As a result, on May 20, 2019, the Office of Disciplinary Counsel filed disciplinary charges against Judge Doherty with the Board of Professional Conduct requesting sanctions against her for violations of the Code of Judicial Conduct.  She was charged with failure to act in a manner that promotes public confidence in the judiciary and failure to avoid the appearance of impropriety.  The formal hearing on the matter will occur on October 22, 2019.

Chief Assistant Disciplinary Counsel Joe Caligiuri stated that the sanction on this first offense will likely be a stayed suspension or a public reprimand.

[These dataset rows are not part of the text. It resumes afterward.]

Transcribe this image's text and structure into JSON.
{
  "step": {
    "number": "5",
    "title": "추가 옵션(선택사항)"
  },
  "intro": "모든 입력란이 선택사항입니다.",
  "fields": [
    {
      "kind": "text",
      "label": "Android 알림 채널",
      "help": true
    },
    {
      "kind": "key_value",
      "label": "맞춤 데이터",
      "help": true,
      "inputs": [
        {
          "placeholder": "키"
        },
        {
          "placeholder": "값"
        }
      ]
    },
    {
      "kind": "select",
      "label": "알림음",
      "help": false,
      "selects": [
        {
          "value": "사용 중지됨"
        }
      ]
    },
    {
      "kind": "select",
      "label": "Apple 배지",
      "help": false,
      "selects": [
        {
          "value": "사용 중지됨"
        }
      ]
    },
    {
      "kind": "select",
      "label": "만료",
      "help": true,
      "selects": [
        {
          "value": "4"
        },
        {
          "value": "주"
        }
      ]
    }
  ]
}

In the meantime, the office of Disciplinary Counsel also filed disciplinary charges against Franklin County Domestic Relations Court Judge Monica Hawkins for her conviction for driving while under the influence of alcohol.  Hawkins was arrested in Pickerington on January 31, 2019, with a blood-alcohol level of .199%, nearly twice the legal limit.  Judge Hawkins informed the arresting officer that she was a judge and said she had not been drinking.  She was later convicted of the charge.  The Office of Disciplinary Counsel charged her with failing to comply with the law and failing to act in a manner that promotes public confidence in the judiciary, violations of the Code of Judicial Conduct.  The charges could result in the suspension of her license to practice law.  A suspension carries a heavy penalty as it means that she would also be suspended from the bench as a requirement for holding judicial office is to be able to practice law in Ohio.